↓↓↓

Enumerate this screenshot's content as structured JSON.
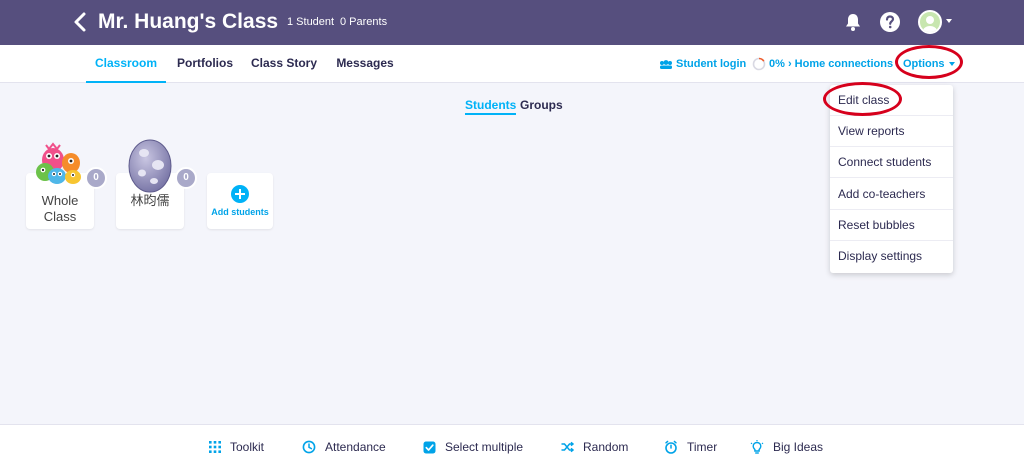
{
  "header": {
    "title": "Mr. Huang's Class",
    "students_count": "1 Student",
    "parents_count": "0 Parents"
  },
  "nav": {
    "tabs": [
      {
        "label": "Classroom",
        "active": true
      },
      {
        "label": "Portfolios",
        "active": false
      },
      {
        "label": "Class Story",
        "active": false
      },
      {
        "label": "Messages",
        "active": false
      }
    ],
    "student_login": "Student login",
    "home_connections": "0% › Home connections",
    "options": "Options"
  },
  "view_toggle": {
    "students": "Students",
    "groups": "Groups",
    "active": "students"
  },
  "cards": {
    "whole_class": {
      "label_line1": "Whole",
      "label_line2": "Class",
      "points": "0"
    },
    "student": {
      "name": "林昀儒",
      "points": "0"
    },
    "add": {
      "label": "Add students"
    }
  },
  "options_menu": {
    "items": [
      "Edit class",
      "View reports",
      "Connect students",
      "Add co-teachers",
      "Reset bubbles",
      "Display settings"
    ]
  },
  "toolbar": {
    "items": [
      {
        "label": "Toolkit",
        "icon": "grid-icon"
      },
      {
        "label": "Attendance",
        "icon": "clock-icon"
      },
      {
        "label": "Select multiple",
        "icon": "checkbox-icon"
      },
      {
        "label": "Random",
        "icon": "shuffle-icon"
      },
      {
        "label": "Timer",
        "icon": "timer-icon"
      },
      {
        "label": "Big Ideas",
        "icon": "lightbulb-icon"
      }
    ]
  },
  "colors": {
    "header_bg": "#564f7e",
    "accent": "#00b2f7",
    "annotation": "#d6001c",
    "page_bg": "#f4f5fb"
  }
}
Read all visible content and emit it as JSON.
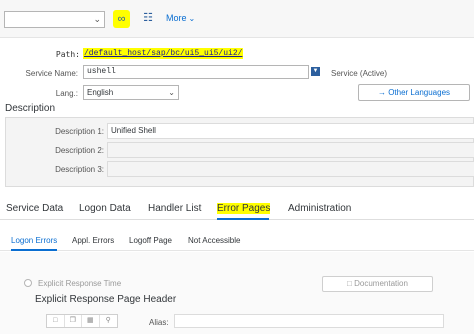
{
  "toolbar": {
    "dropdown_value": "",
    "dropdown_icon": "chevron-down-icon",
    "highlighted_icon": "glasses-display-icon",
    "tree_icon": "hierarchy-icon",
    "more_label": "More"
  },
  "service": {
    "path_label": "Path:",
    "path_value": "/default_host/sap/bc/ui5_ui5/ui2/",
    "name_label": "Service Name:",
    "name_value": "ushell",
    "status": "Service (Active)",
    "lang_label": "Lang.:",
    "lang_value": "English",
    "other_languages_label": "Other Languages"
  },
  "description": {
    "title": "Description",
    "rows": [
      {
        "label": "Description 1:",
        "value": "Unified Shell"
      },
      {
        "label": "Description 2:",
        "value": ""
      },
      {
        "label": "Description 3:",
        "value": ""
      }
    ]
  },
  "tabs": [
    {
      "label": "Service Data"
    },
    {
      "label": "Logon Data"
    },
    {
      "label": "Handler List"
    },
    {
      "label": "Error Pages"
    },
    {
      "label": "Administration"
    }
  ],
  "subtabs": [
    {
      "label": "Logon Errors"
    },
    {
      "label": "Appl. Errors"
    },
    {
      "label": "Logoff Page"
    },
    {
      "label": "Not Accessible"
    }
  ],
  "error_page": {
    "radio_label": "Explicit Response Time",
    "documentation_label": "Documentation",
    "header_title": "Explicit Response Page Header",
    "alias_label": "Alias:",
    "alias_value": ""
  },
  "colors": {
    "highlight": "#ffff00",
    "accent": "#0a6ed1"
  }
}
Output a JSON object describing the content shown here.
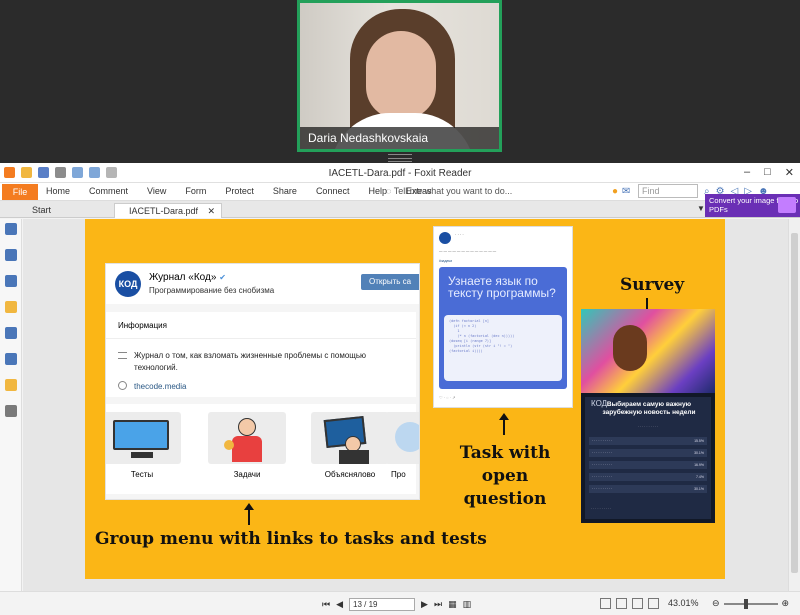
{
  "video": {
    "participant_name": "Daria Nedashkovskaia"
  },
  "app": {
    "title": "IACETL-Dara.pdf - Foxit Reader",
    "ribbon": {
      "file": "File",
      "menus": [
        "Home",
        "Comment",
        "View",
        "Form",
        "Protect",
        "Share",
        "Connect",
        "Help",
        "Extras"
      ],
      "tell_me": "Tell me what you want to do...",
      "find_placeholder": "Find"
    },
    "tabs": [
      {
        "label": "Start"
      },
      {
        "label": "IACETL-Dara.pdf"
      }
    ],
    "convert_banner": "Convert your image files to PDFs"
  },
  "slide": {
    "vk": {
      "logo": "КОД",
      "name": "Журнал «Код»",
      "subtitle": "Программирование без снобизма",
      "subscribe_button": "Открыть са",
      "info_header": "Информация",
      "description": "Журнал о том, как взломать жизненные проблемы с помощью технологий.",
      "link": "thecode.media",
      "menu_items": [
        "Тесты",
        "Задачи",
        "Объяснялово",
        "Про"
      ]
    },
    "telegram": {
      "card_title": "Узнаете язык по тексту программы?",
      "code_lines": [
        "(defn factorial [n]",
        "  (if (< n 2)",
        "    1",
        "    (* n (factorial (dec n)))))",
        "(doseq [i (range 7)]",
        "  (println (str (str i \"! = \")",
        "(factorial i))))"
      ],
      "footer_tag": "#задачи"
    },
    "labels": {
      "survey": "Survey",
      "task": "Task with open question",
      "group_menu": "Group menu with links to tasks and tests"
    },
    "survey": {
      "logo": "КОД",
      "title": "Выбираем самую важную зарубежную новость недели",
      "options": [
        {
          "pct": "15.5%"
        },
        {
          "pct": "30.1%"
        },
        {
          "pct": "16.9%"
        },
        {
          "pct": "7.4%"
        },
        {
          "pct": "30.1%"
        }
      ]
    }
  },
  "status": {
    "page": "13 / 19",
    "zoom": "43.01%"
  }
}
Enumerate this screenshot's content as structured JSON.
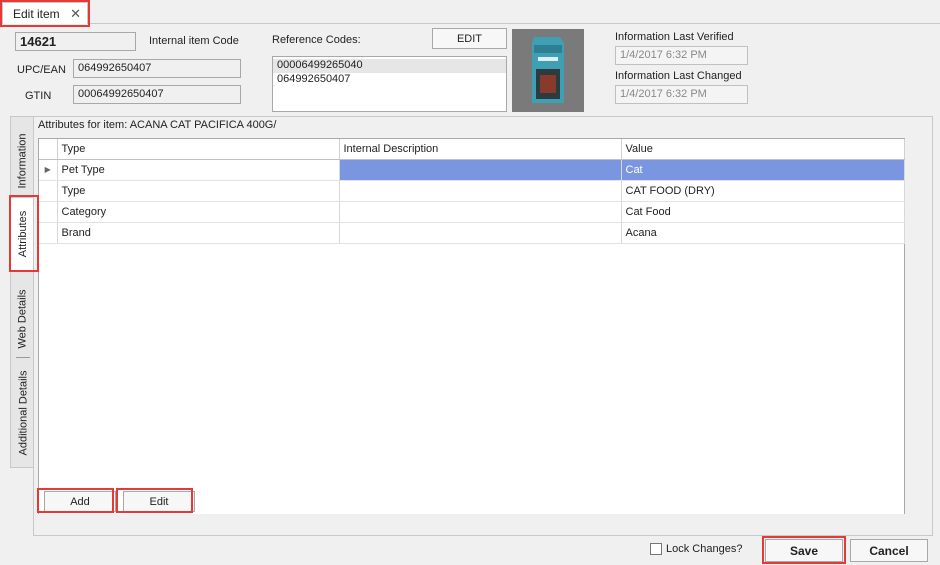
{
  "tab": {
    "title": "Edit item",
    "close_glyph": "✕"
  },
  "item": {
    "code": "14621",
    "code_label": "Internal item Code",
    "upc_label": "UPC/EAN",
    "upc_value": "064992650407",
    "gtin_label": "GTIN",
    "gtin_value": "00064992650407"
  },
  "reference": {
    "label": "Reference Codes:",
    "edit_label": "EDIT",
    "codes": [
      "00006499265040",
      "064992650407"
    ]
  },
  "info": {
    "verified_label": "Information Last Verified",
    "verified_value": "1/4/2017 6:32 PM",
    "changed_label": "Information Last Changed",
    "changed_value": "1/4/2017 6:32 PM"
  },
  "side_tabs": [
    "Information",
    "Attributes",
    "Web Details",
    "Additional Details"
  ],
  "attributes": {
    "title": "Attributes for item:  ACANA CAT PACIFICA 400G/",
    "columns": [
      "Type",
      "Internal Description",
      "Value"
    ],
    "rows": [
      {
        "type": "Pet Type",
        "desc": "",
        "value": "Cat"
      },
      {
        "type": "Type",
        "desc": "",
        "value": "CAT FOOD (DRY)"
      },
      {
        "type": "Category",
        "desc": "",
        "value": "Cat Food"
      },
      {
        "type": "Brand",
        "desc": "",
        "value": "Acana"
      }
    ],
    "row_indicator": "▶",
    "add_label": "Add",
    "edit_label": "Edit"
  },
  "footer": {
    "lock_label": "Lock Changes?",
    "save_label": "Save",
    "cancel_label": "Cancel"
  },
  "colors": {
    "highlight": "#e53935",
    "selection": "#7b96e0"
  }
}
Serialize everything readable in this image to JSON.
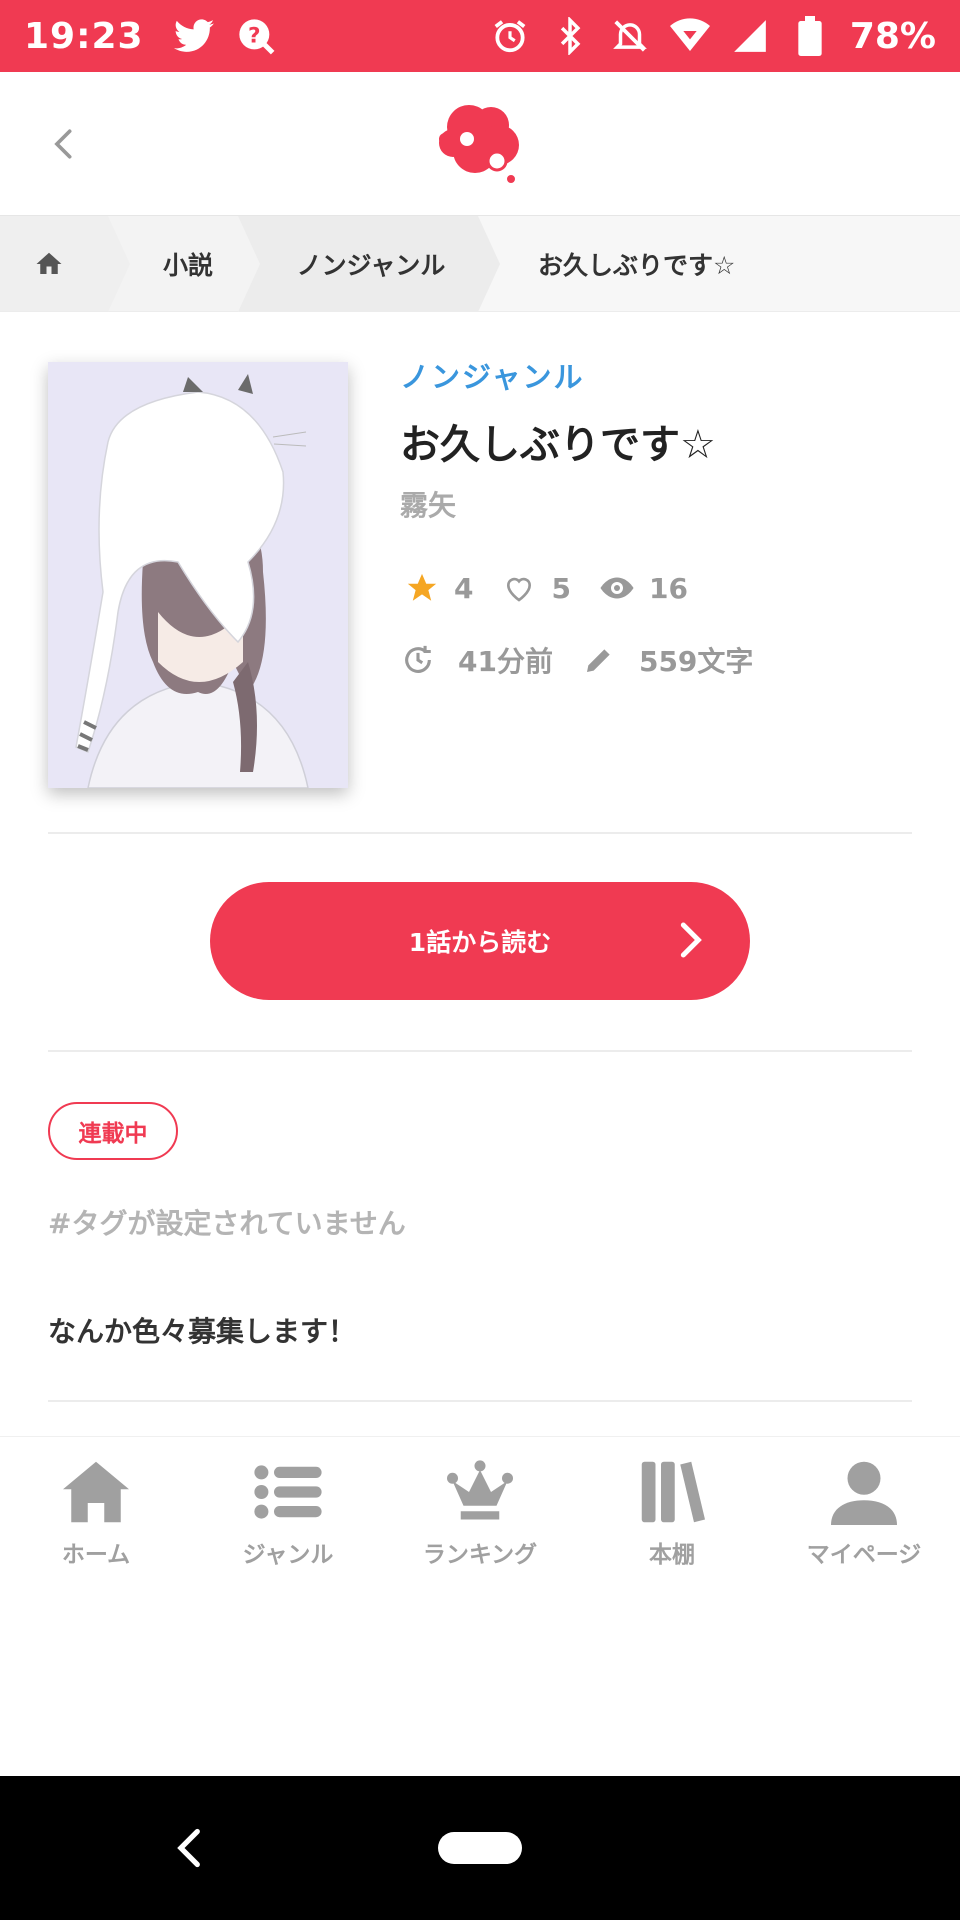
{
  "status_bar": {
    "time": "19:23",
    "battery": "78%",
    "left_icons": [
      "twitter-icon",
      "app-notification-icon"
    ],
    "right_icons": [
      "alarm-icon",
      "bluetooth-icon",
      "notifications-off-icon",
      "wifi-icon",
      "signal-icon",
      "battery-icon"
    ],
    "color": "#f03a52"
  },
  "header": {
    "back_icon": "chevron-left-icon",
    "logo": "app-logo"
  },
  "breadcrumb": {
    "home_icon": "home-icon",
    "items": [
      "小説",
      "ノンジャンル",
      "お久しぶりです☆"
    ]
  },
  "work": {
    "genre": "ノンジャンル",
    "title": "お久しぶりです☆",
    "author": "霧矢",
    "stars": "4",
    "likes": "5",
    "views": "16",
    "updated": "41分前",
    "length": "559文字",
    "status": "連載中",
    "tags": "#タグが設定されていません",
    "description": "なんか色々募集します！"
  },
  "read_button": {
    "label": "1話から読む"
  },
  "bottom_nav": {
    "items": [
      {
        "label": "ホーム",
        "icon": "home-icon"
      },
      {
        "label": "ジャンル",
        "icon": "list-icon"
      },
      {
        "label": "ランキング",
        "icon": "crown-icon"
      },
      {
        "label": "本棚",
        "icon": "bookshelf-icon"
      },
      {
        "label": "マイページ",
        "icon": "person-icon"
      }
    ]
  },
  "colors": {
    "accent": "#f03a52",
    "genre_link": "#3a96dd",
    "star": "#f5a623",
    "muted": "#999999"
  }
}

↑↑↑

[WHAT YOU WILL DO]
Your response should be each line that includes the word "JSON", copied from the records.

[OUTPUT BELOW]
Enumerate this screenshot's content as structured JSON.
Read all visible content and emit it as JSON.
Output a JSON object describing the content shown here.
Enumerate this screenshot's content as structured JSON.
Serialize everything readable in this image to JSON.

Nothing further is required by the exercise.